One of the biggest fights pits retailers against banks over the fees charged for debit card transactions.

An amendment that became part of the financial regulation law, sponsored by Sen. Richard J. Durbin (D-Ill.), gave the government the ability to cap the fees, which are paid to banks. The fees add up to a huge cost for retailers, restaurants and other businesses that accept payments by debit card.

That cap is expected to cost banks billions of dollars. As a result, lobbying on the Durbin amendment has only picked up since the Senate passed the measure on a vote of 64 to 33.

“It’s like the Hundred Years’ War,” said one lobbyist working on the issue who declined to be named, to avoid alienating his clients.

Visa reported spending $1.8 million on lobbying in the first quarter — its highest figure ever and a significant increase over the same period a year ago.

Because lobbying reports do not break out how much money was spent on each issue, it is impossible to know how much of that $1.8 million was spent on swipe fees. But 11 of the 13 lobbying firms hired by Visa did list the issue among the topics they were focused on.

Also, other related spending, including that devoted to public affairs and opposition research, is not included in lobbying figures.

MasterCard spent $930,000 in lobbying in the first quarter, up 13 percent from a year earlier. Visa declined to comment, and MasterCard officials did not return a request for comment.

On the other side of the issue, Wal-Mart, the nation’s largest retailer, reported spending $2.4 million in the first quarter, its highest figure and a 23 percent increase from the first quarter of last year.

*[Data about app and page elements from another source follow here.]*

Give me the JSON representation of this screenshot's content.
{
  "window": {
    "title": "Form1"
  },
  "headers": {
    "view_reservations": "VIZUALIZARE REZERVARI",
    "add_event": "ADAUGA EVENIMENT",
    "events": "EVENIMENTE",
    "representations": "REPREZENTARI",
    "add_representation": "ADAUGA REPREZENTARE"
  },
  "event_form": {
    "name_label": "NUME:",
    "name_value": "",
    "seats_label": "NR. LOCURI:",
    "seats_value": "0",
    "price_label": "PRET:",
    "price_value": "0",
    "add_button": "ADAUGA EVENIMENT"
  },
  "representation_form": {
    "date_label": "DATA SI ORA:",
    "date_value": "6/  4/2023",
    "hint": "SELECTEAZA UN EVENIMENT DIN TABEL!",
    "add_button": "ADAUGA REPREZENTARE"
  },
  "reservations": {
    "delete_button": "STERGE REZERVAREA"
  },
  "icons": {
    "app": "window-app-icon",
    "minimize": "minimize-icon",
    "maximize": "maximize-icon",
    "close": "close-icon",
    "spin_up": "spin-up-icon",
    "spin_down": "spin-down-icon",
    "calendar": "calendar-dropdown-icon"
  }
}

The company did not return a request for comment.

The battle over the fees has brought in all the weapons typical of a Washington legislative battle, including campaign money, constituent “fly-ins,” endorsement letters from an array of interest groups, media outreach and broadcast advertisements in lawmakers’ home districts.

The swipe fee debate is only one part of the financial regulation law that lawmakers and lobbyists are pushing to change. The House Financial Services Committee is considering legislation to delay the implementation of rules on derivatives trading and to change the structure of the Consumer Financial Protection Bureau, which was created in the law.

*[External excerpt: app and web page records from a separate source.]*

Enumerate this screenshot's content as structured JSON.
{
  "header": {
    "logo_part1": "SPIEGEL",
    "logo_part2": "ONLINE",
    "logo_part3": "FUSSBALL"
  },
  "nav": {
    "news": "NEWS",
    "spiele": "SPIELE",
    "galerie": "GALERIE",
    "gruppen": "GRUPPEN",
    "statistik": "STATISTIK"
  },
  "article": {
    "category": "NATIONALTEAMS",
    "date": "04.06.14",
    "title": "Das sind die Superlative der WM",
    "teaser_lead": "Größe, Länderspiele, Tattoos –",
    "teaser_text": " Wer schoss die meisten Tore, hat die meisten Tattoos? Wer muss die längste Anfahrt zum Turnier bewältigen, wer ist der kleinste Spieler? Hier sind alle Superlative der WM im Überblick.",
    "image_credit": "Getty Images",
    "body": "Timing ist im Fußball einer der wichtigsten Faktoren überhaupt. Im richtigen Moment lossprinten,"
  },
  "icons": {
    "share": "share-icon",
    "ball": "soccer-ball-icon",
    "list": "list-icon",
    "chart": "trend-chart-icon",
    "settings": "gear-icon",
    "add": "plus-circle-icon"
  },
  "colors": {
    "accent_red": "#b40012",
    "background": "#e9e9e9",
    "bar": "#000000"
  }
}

The health-care law, formally called the Patient Protection and Affordable Care Act, is also the target of a concerted lobbying push. While the full repeal proposed by House Republicans and recently approved in the House is unlikely to succeed, given opposition in the the Senate and the White House, several provisions of the law face a significant challenge.

Insurance brokers, who help companies purchase insurance and are paid through commissions, are lobbying to change a provision they view as threatening. The law requires that no more than 20 percent of health insurance premiums be spent on administrative costs, and brokers are pushing a bill that would exempt their fees from that cap.

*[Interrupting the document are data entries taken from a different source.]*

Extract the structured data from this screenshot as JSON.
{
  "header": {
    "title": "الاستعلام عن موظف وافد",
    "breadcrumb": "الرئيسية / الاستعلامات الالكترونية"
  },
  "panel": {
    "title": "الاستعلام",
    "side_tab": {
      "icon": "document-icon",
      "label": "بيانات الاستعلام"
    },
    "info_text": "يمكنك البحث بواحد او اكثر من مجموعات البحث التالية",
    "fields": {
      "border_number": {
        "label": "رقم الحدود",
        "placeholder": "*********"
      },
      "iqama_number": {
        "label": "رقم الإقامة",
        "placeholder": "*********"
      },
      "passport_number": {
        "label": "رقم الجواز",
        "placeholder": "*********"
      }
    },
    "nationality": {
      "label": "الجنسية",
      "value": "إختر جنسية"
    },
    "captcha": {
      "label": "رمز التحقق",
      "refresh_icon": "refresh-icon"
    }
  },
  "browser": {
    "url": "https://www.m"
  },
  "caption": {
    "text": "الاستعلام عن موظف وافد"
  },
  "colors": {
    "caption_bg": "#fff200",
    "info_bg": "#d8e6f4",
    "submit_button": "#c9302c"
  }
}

The legislation, sponsored by Reps. Mike Rogers (R-Mich.) and John Barrow (D-Ga.), has drawn support from 58 other lawmakers.

“If the brokers win, consumers lose $1.4 billion in rebates,” said Ethan Rome, the executive director of Health Care for America Now, a coalition of groups that supported Democrats’ health-care proposals. “Brokers fees from our perspective are clearly an administrative expense, and Congress intended to categorize them as such.”

Brokers argue that the law has gone too far and would severely restrain their revenue. The president of the National Association of Insurance and Financial Advisors, Terry Headley, said in a recent speech that many of the brokers are small businesses that will be driven under unless the law is changed.

“Consumers will not benefit if agents are forced out of the market and individuals are left without service,” Headley said.

The main trade associations pushing for that change are spending roughly the same amount on lobbying that they spent last year when the full bill was under consideration.

Other parts of the law targeted by industry include a tax on medical devices as well as the Independent Payment Advisory Board, a key component of efforts to rein in costs. Device maker Medtronic spent $1.3 million in lobbying last quarter, up 22 percent from a year earlier. The company declined to comment.